Just before Christmas, on a Friday afternoon, a lovely man come charging into our offices with a very large, very old server tucked under his arm. The server had made a large “bang” and then all the electrical devices along one wall of his office stopped working. When the electrician was called in, he reset all the fuses but took one look at the server and said “I’m not touching that.” (Clever man!)
What had caused this spectacular mess, not to mention the nasty burning smell? The fan that cools the power supply became jammed with dust and stopped working, causing the power supply to overheat. Fortunately, even though the server was nearly seven years old, a new power supply was installed and the client was on his way.
Now this was a happy ending – no data lost, the server fixed, power to wall sorted and only about half a day down time in total. It could have been much worse. Dust could have clogged other fans or shorted other parts, then bye bye server – hello large bill for a new server when the client really did not need it.
So what have we learned here? If you don’t look after it you will lose it. You know that you need to get your car serviced every six months, but your car does not run 24/7, as many computers and servers do. So why would you think twice about getting them serviced, and what is the cost to your business if they suddenly go bang? You can’t expect them to run 24/7 without some TLC. Most PCs run 40 hours a week at a minimum. Computers like a check-up at least once a year (six monthly is better, and quarterly is ideal). A good check-up includes getting updates done, running a defrag and running a program like CCleaner though to clean the cookies etc that have built up – no, cookies are not biscuits, they are internet related files.
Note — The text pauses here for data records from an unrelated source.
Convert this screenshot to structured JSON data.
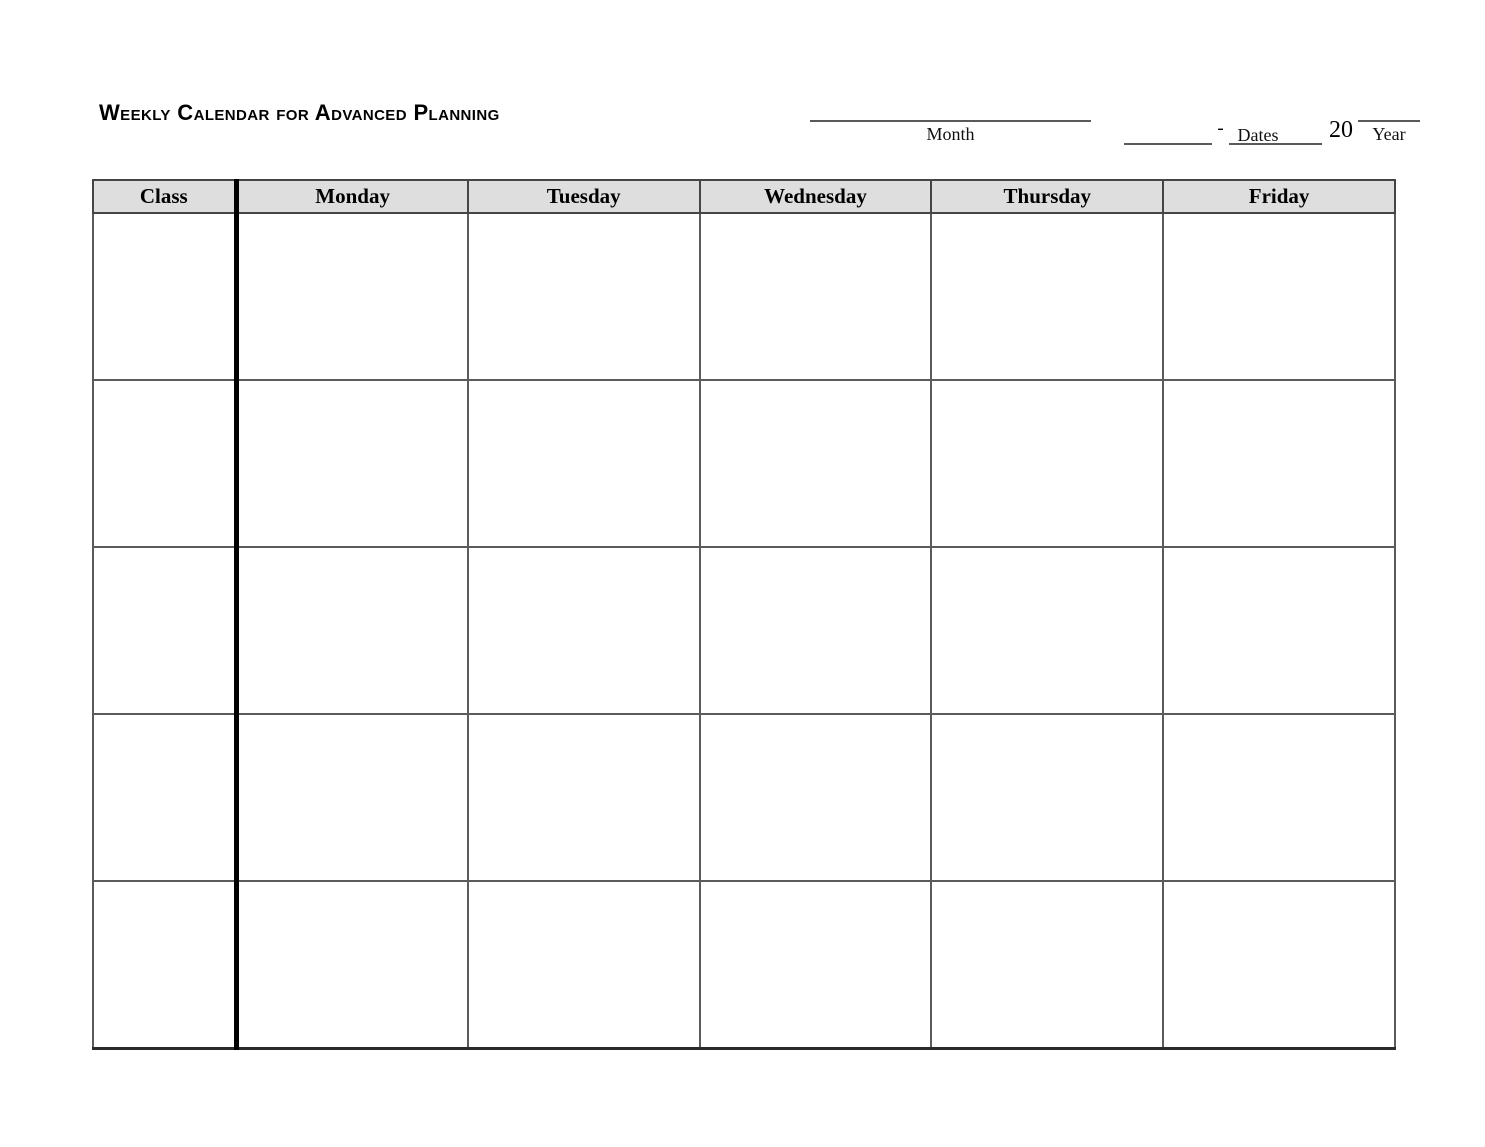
{
  "document": {
    "title": "Weekly Calendar for Advanced Planning"
  },
  "header_fields": {
    "month": {
      "label": "Month",
      "value": ""
    },
    "dates": {
      "label": "Dates",
      "separator": "-",
      "start_value": "",
      "end_value": ""
    },
    "year": {
      "label": "Year",
      "century_prefix": "20",
      "value": ""
    }
  },
  "table": {
    "columns": [
      {
        "key": "class",
        "label": "Class"
      },
      {
        "key": "monday",
        "label": "Monday"
      },
      {
        "key": "tuesday",
        "label": "Tuesday"
      },
      {
        "key": "wednesday",
        "label": "Wednesday"
      },
      {
        "key": "thursday",
        "label": "Thursday"
      },
      {
        "key": "friday",
        "label": "Friday"
      }
    ],
    "rows": [
      {
        "class": "",
        "monday": "",
        "tuesday": "",
        "wednesday": "",
        "thursday": "",
        "friday": ""
      },
      {
        "class": "",
        "monday": "",
        "tuesday": "",
        "wednesday": "",
        "thursday": "",
        "friday": ""
      },
      {
        "class": "",
        "monday": "",
        "tuesday": "",
        "wednesday": "",
        "thursday": "",
        "friday": ""
      },
      {
        "class": "",
        "monday": "",
        "tuesday": "",
        "wednesday": "",
        "thursday": "",
        "friday": ""
      },
      {
        "class": "",
        "monday": "",
        "tuesday": "",
        "wednesday": "",
        "thursday": "",
        "friday": ""
      }
    ],
    "row_count": 5
  },
  "colors": {
    "page_background": "#ffffff",
    "header_row_fill": "#dedede",
    "grid_line": "#5b5b5b",
    "thick_divider": "#000000",
    "text": "#000000"
  }
}
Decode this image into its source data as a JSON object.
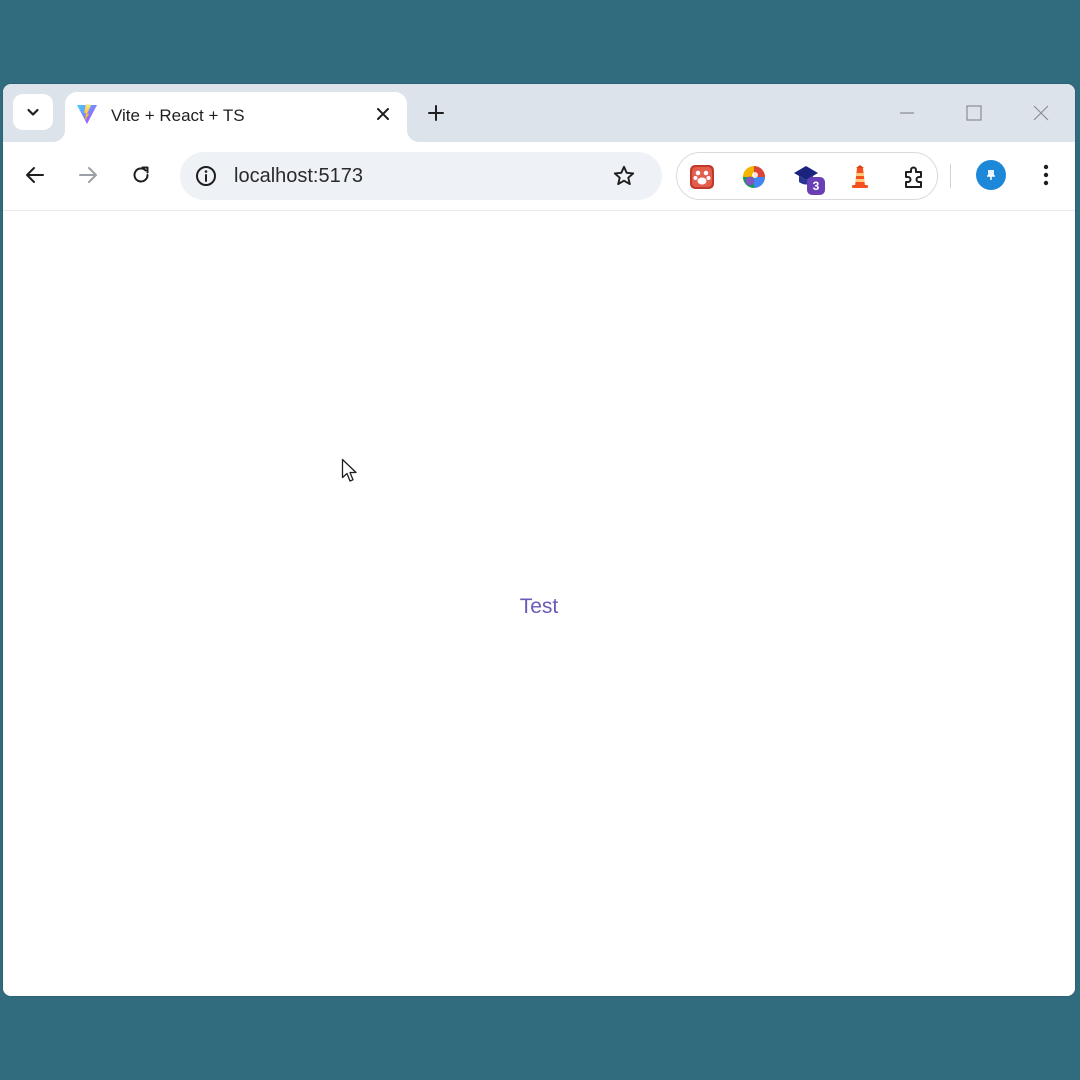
{
  "browser": {
    "tab": {
      "title": "Vite + React + TS",
      "favicon": "vite-logo-icon"
    },
    "tab_search_icon": "chevron-down-icon",
    "new_tab_icon": "plus-icon",
    "window_controls": [
      "minimize-icon",
      "maximize-icon",
      "close-icon"
    ],
    "toolbar": {
      "back_icon": "arrow-left-icon",
      "forward_icon": "arrow-right-icon",
      "reload_icon": "reload-icon",
      "address": "localhost:5173",
      "site_info_icon": "info-icon",
      "bookmark_icon": "star-icon"
    },
    "extensions": {
      "badge_count": "3",
      "items": [
        "paw-extension-icon",
        "colorful-extension-icon",
        "graduation-cap-extension-icon",
        "lighthouse-extension-icon",
        "puzzle-icon"
      ]
    },
    "profile_icon": "profile-avatar",
    "menu_icon": "kebab-menu-icon"
  },
  "page": {
    "text": "Test"
  },
  "colors": {
    "desktop_background": "#316b7e",
    "tab_strip": "#dde3ea",
    "link_text": "#6b5bb8",
    "profile": "#1e88d8"
  }
}
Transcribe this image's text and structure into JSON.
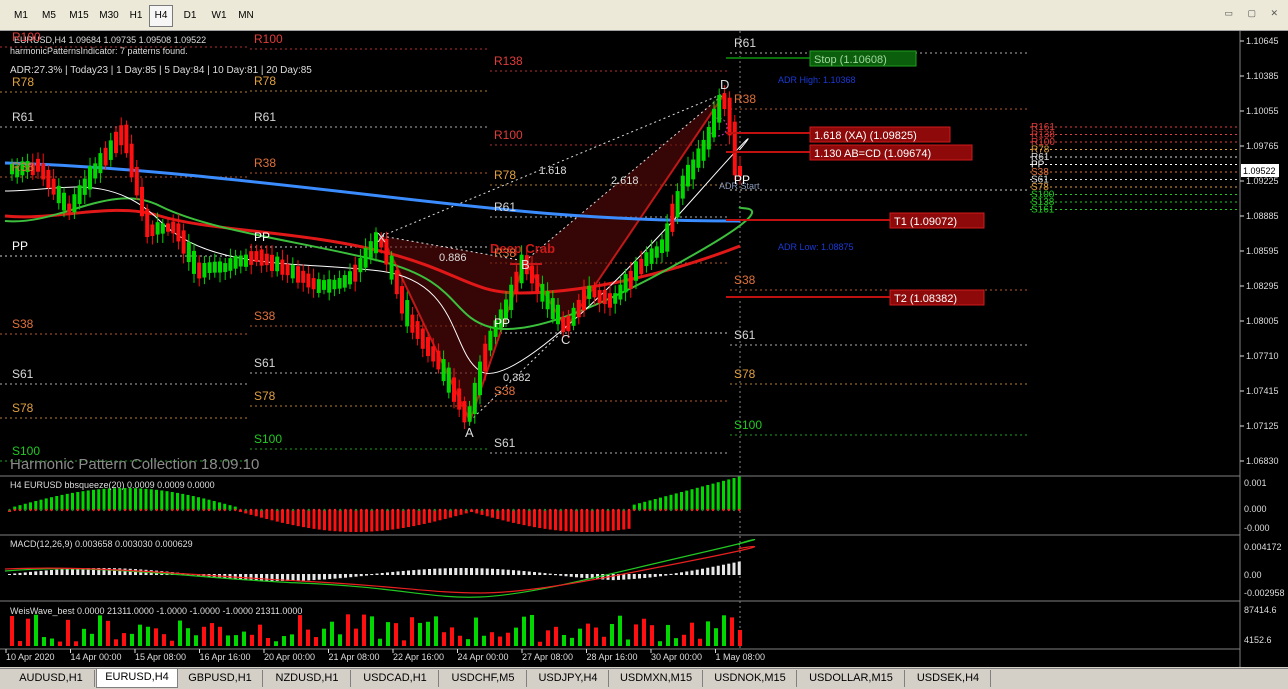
{
  "toolbar": {
    "timeframes": [
      "M1",
      "M5",
      "M15",
      "M30",
      "H1",
      "H4",
      "D1",
      "W1",
      "MN"
    ],
    "active": "H4"
  },
  "main": {
    "header_symbol": "EURUSD,H4  1.09684 1.09735 1.09508 1.09522",
    "header_indicator": "harmonicPatternsIndicator: 7 patterns found.",
    "adr_line": "ADR:27.3%  |  Today23  |  1 Day:85  |  5 Day:84  |  10 Day:81  |  20 Day:85",
    "watermark": "Harmonic Pattern Collection 18.09.10",
    "pattern_name": "Deep Crab",
    "points": {
      "x": "X",
      "a": "A",
      "b": "B",
      "c": "C",
      "d": "D"
    },
    "ratios": {
      "xb": "0.886",
      "ac": "0.382",
      "bd": "2.618",
      "xd": "1.618"
    },
    "boxes": {
      "stop": "Stop  (1.10608)",
      "xa": "1.618 (XA) (1.09825)",
      "abcd": "1.130 AB=CD (1.09674)",
      "t1": "T1  (1.09072)",
      "t2": "T2  (1.08382)"
    },
    "adr_high": "ADR High: 1.10368",
    "adr_low": "ADR Low: 1.08875",
    "adr_start": "ADR Start",
    "current_price": "1.09522",
    "pivot_labels": {
      "r100": "R100",
      "r78": "R78",
      "r61": "R61",
      "r38": "R38",
      "r138": "R138",
      "pp": "PP",
      "s38": "S38",
      "s61": "S61",
      "s78": "S78",
      "s100": "S100"
    },
    "right_pivot_stack": [
      "R161",
      "R138",
      "R100",
      "R78",
      "R61",
      "PP",
      "S38",
      "S61",
      "S78",
      "S100",
      "S138",
      "S161"
    ]
  },
  "price_axis": [
    "1.10645",
    "1.10385",
    "1.10055",
    "1.09765",
    "1.09225",
    "1.08885",
    "1.08595",
    "1.08295",
    "1.08005",
    "1.07710",
    "1.07415",
    "1.07125",
    "1.06830"
  ],
  "panels": {
    "bbsqueeze": {
      "title": "H4 EURUSD bbsqueeze(20) 0.0009 0.0009 0.0000",
      "axis": [
        "0.001",
        "0.000",
        "-0.000"
      ]
    },
    "macd": {
      "title": "MACD(12,26,9) 0.003658 0.003030 0.000629",
      "axis": [
        "0.004172",
        "0.00",
        "-0.002958"
      ]
    },
    "weis": {
      "title": "WeisWave_best 0.0000 21311.0000 -1.0000 -1.0000 -1.0000 21311.0000",
      "axis": [
        "87414.6",
        "4152.6"
      ]
    }
  },
  "time_axis": [
    "10 Apr 2020",
    "14 Apr 00:00",
    "15 Apr 08:00",
    "16 Apr 16:00",
    "20 Apr 00:00",
    "21 Apr 08:00",
    "22 Apr 16:00",
    "24 Apr 00:00",
    "27 Apr 08:00",
    "28 Apr 16:00",
    "30 Apr 00:00",
    "1 May 08:00"
  ],
  "symbol_tabs": [
    "AUDUSD,H1",
    "EURUSD,H4",
    "GBPUSD,H1",
    "NZDUSD,H1",
    "USDCAD,H1",
    "USDCHF,M5",
    "USDJPY,H4",
    "USDMXN,M15",
    "USDNOK,M15",
    "USDOLLAR,M15",
    "USDSEK,H4"
  ],
  "active_tab": "EURUSD,H4",
  "colors": {
    "bull": "#00d800",
    "bear": "#ff1010",
    "ma_blue": "#3a8cff",
    "ma_red": "#e01818",
    "ma_green": "#3cbf3c",
    "pattern": "#b01010"
  }
}
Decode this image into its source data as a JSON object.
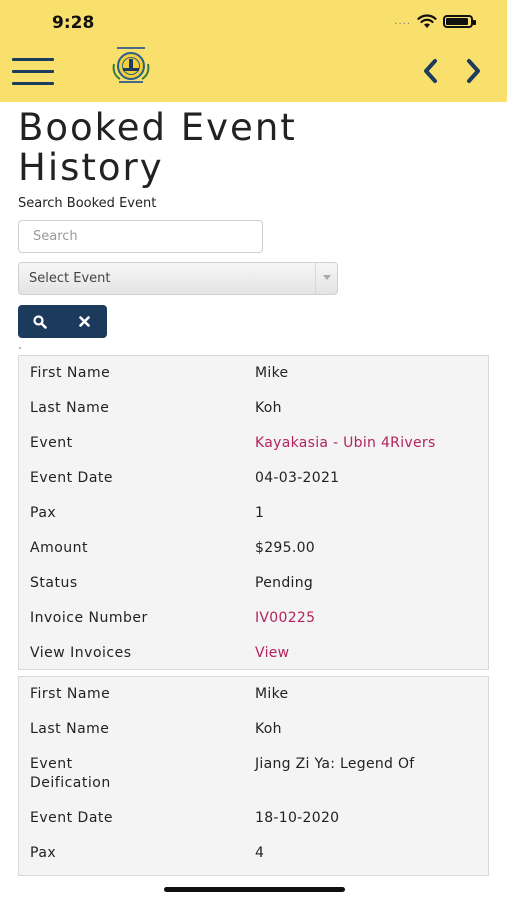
{
  "status_bar": {
    "time": "9:28",
    "signal_dots": "....",
    "icons": [
      "wifi-icon",
      "battery-icon"
    ]
  },
  "app_bar": {
    "menu_icon": "hamburger-menu-icon",
    "logo": "organization-crest-logo",
    "prev_icon": "chevron-left-icon",
    "next_icon": "chevron-right-icon"
  },
  "page": {
    "title": "Booked Event History",
    "search_caption": "Search Booked Event",
    "search_placeholder": "Search",
    "select_label": "Select Event",
    "search_button_icon": "search-icon",
    "clear_button_icon": "close-icon"
  },
  "colors": {
    "header_bg": "#f9df6c",
    "nav_dark": "#1b3a5c",
    "link": "#b3245d",
    "card_bg": "#f4f4f4"
  },
  "bookings": [
    {
      "rows": [
        {
          "label": "First Name",
          "value": "Mike"
        },
        {
          "label": "Last Name",
          "value": "Koh"
        },
        {
          "label": "Event",
          "value": "Kayakasia - Ubin 4Rivers",
          "link": true
        },
        {
          "label": "Event Date",
          "value": "04-03-2021"
        },
        {
          "label": "Pax",
          "value": "1"
        },
        {
          "label": "Amount",
          "value": "$295.00"
        },
        {
          "label": "Status",
          "value": "Pending"
        },
        {
          "label": "Invoice Number",
          "value": "IV00225",
          "link": true
        },
        {
          "label": "View Invoices",
          "value": "View",
          "link": true
        }
      ]
    },
    {
      "rows": [
        {
          "label": "First Name",
          "value": "Mike"
        },
        {
          "label": "Last Name",
          "value": "Koh"
        },
        {
          "label": "Event",
          "value": "Jiang Zi Ya: Legend Of",
          "value_continued": "Deification"
        },
        {
          "label": "Event Date",
          "value": "18-10-2020"
        },
        {
          "label": "Pax",
          "value": "4"
        }
      ]
    }
  ]
}
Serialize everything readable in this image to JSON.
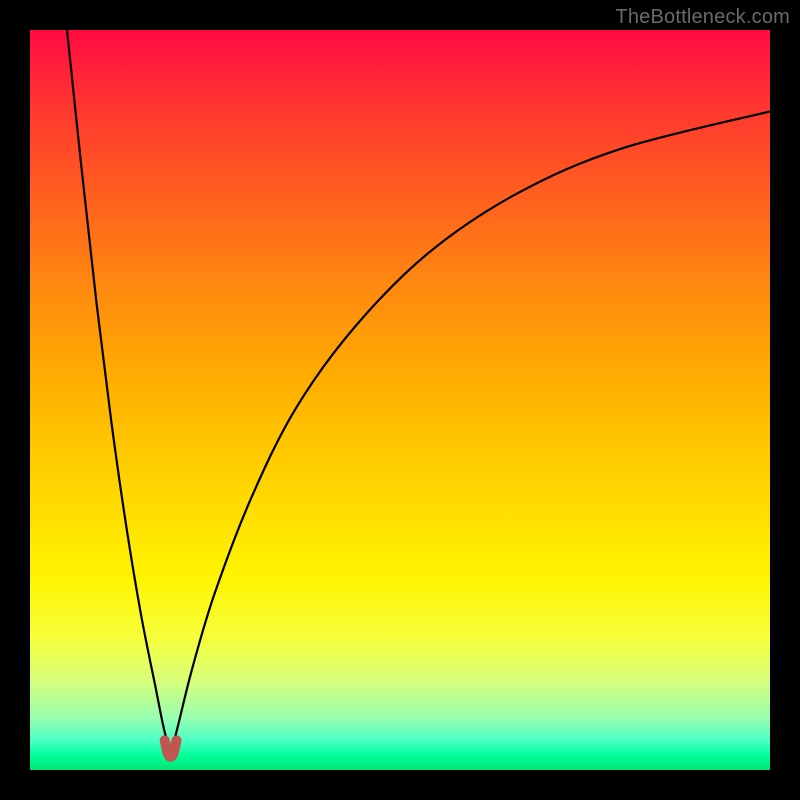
{
  "watermark": "TheBottleneck.com",
  "colors": {
    "frame": "#000000",
    "curve": "#000000",
    "minimum_marker": "#c0564f"
  },
  "chart_data": {
    "type": "line",
    "title": "",
    "xlabel": "",
    "ylabel": "",
    "xlim": [
      0,
      100
    ],
    "ylim": [
      0,
      100
    ],
    "grid": false,
    "legend": false,
    "annotations": [
      {
        "text": "TheBottleneck.com",
        "position": "top-right"
      }
    ],
    "minimum_x": 19,
    "series": [
      {
        "name": "left-branch",
        "x": [
          5,
          7,
          9,
          11,
          13,
          15,
          17,
          18,
          19
        ],
        "y": [
          100,
          81,
          63,
          47,
          33,
          21,
          11,
          6,
          2
        ]
      },
      {
        "name": "right-branch",
        "x": [
          19,
          20,
          22,
          25,
          30,
          36,
          44,
          54,
          66,
          80,
          100
        ],
        "y": [
          2,
          6,
          14,
          24,
          37,
          49,
          60,
          70,
          78,
          84,
          89
        ]
      },
      {
        "name": "minimum-marker",
        "x": [
          18.2,
          18.6,
          19,
          19.4,
          19.8
        ],
        "y": [
          4.0,
          2.3,
          1.8,
          2.3,
          4.0
        ]
      }
    ],
    "background_gradient_stops": [
      {
        "pos": 0.0,
        "color": "#ff0a42"
      },
      {
        "pos": 0.1,
        "color": "#ff3530"
      },
      {
        "pos": 0.22,
        "color": "#ff5e1f"
      },
      {
        "pos": 0.34,
        "color": "#ff8710"
      },
      {
        "pos": 0.48,
        "color": "#ffb000"
      },
      {
        "pos": 0.62,
        "color": "#ffd600"
      },
      {
        "pos": 0.74,
        "color": "#fff400"
      },
      {
        "pos": 0.82,
        "color": "#f7ff3a"
      },
      {
        "pos": 0.88,
        "color": "#d6ff7a"
      },
      {
        "pos": 0.93,
        "color": "#97ffb0"
      },
      {
        "pos": 0.96,
        "color": "#4cffc4"
      },
      {
        "pos": 0.98,
        "color": "#00ff99"
      },
      {
        "pos": 1.0,
        "color": "#00e676"
      }
    ]
  }
}
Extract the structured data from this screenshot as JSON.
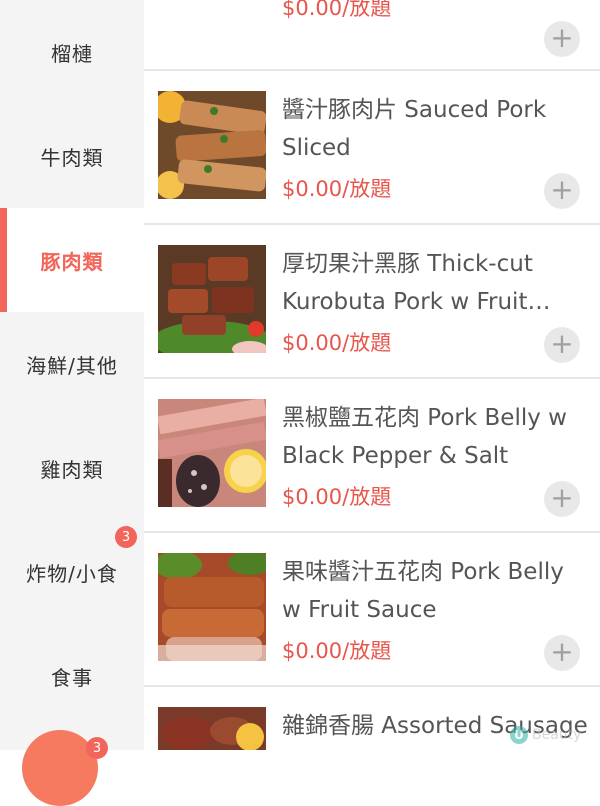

The ideal for servers is to have a check-up monthly or bi monthly, or quarterly at the very least.
But believe it or not, PCs, like servers, also need a good dust yearly as well, (as essential as an oil change in your car) though this really depends on the environment that the PC is in. For instance, if you have just had new carpet installed in the office then six months later it is a very good idea to get your IT person in to give the machines a good clean out (we all know how long carpet fluffs up for after installation). The cleaning process requires blowing all the dust and fluff out with compressed air (see photos). Do not under any circumstances attempt this yourself. You may end up either breaking components in the machine or blowing the dust back into the likes of the central processing unit (CPU). Now I hear you asking, “How does dust get into a PC and is there really that much that it needs cleaning?” “It certainly does” is my answer. There are two fans in most PCs, one for the power supply and one for the CPU. These suck air into the machine to cool it and as a result suck in an amazing amount of dust etc too. This dust coats the components and sometimes blocks the fans, which then can’t cool the computer. In the short term this can cause the machine to stop or overheat but in the long term it can damage it, reducing the life of the machine. And this is where regular maintenance not only saves you money (you can get four or five years out of that PC instead of just three) but unnecessary down time – which usually happens right when you don’t need it.
Laptops are as bad as PCs for dust and can be even worse. They like a firm clean surface to sit on while you are working – not the bed where your cat sleeps. Make sure you keep the fan area on the side of the laptop clear. Another good tip for laptops: yes they are designed to be carried around but not while they are still on. Hard drives don’t like being moved around while they are going and it upsets them. Turn them off before packing into a bag that is designed to carry laptops (sports bags and handbags are a no-no).
Modern printers are made so that when you replace the toner you are replacing a lot of the machine at the same time. However, it’s important to note that you still need to keep the paper feeder etc dust free. Only use good quality paper (cheap paper tends to have more dust and fibres which end up creating paper feed issues). If you do get a paper jam that you can’t remove don’t be tempted to stick a sharp object in there to get it out. Call in a professional – it will cost less in the long run to do it right the first time. When purchasing a printer pay close attention to the recommended monthly volumes. If you purchase a printer that is 2000 – 3000 thousand copies and you are doing close to 10,000 then you are in for an uphill battle.
- PCs on the floor are more likely to collect dust from carpet etc
- You can void the warranty on PCs and printers by using non-certified repair agents. Make sure you have someone that not only knows what they are doing but is allowed to do it.
- Like paper, good quality toner will increase the life of your printer.
Avoid reusing paper. Some printers leave a film on paper that is then transferred to the rollers when you feed it back though the printer, causing paper feed issues.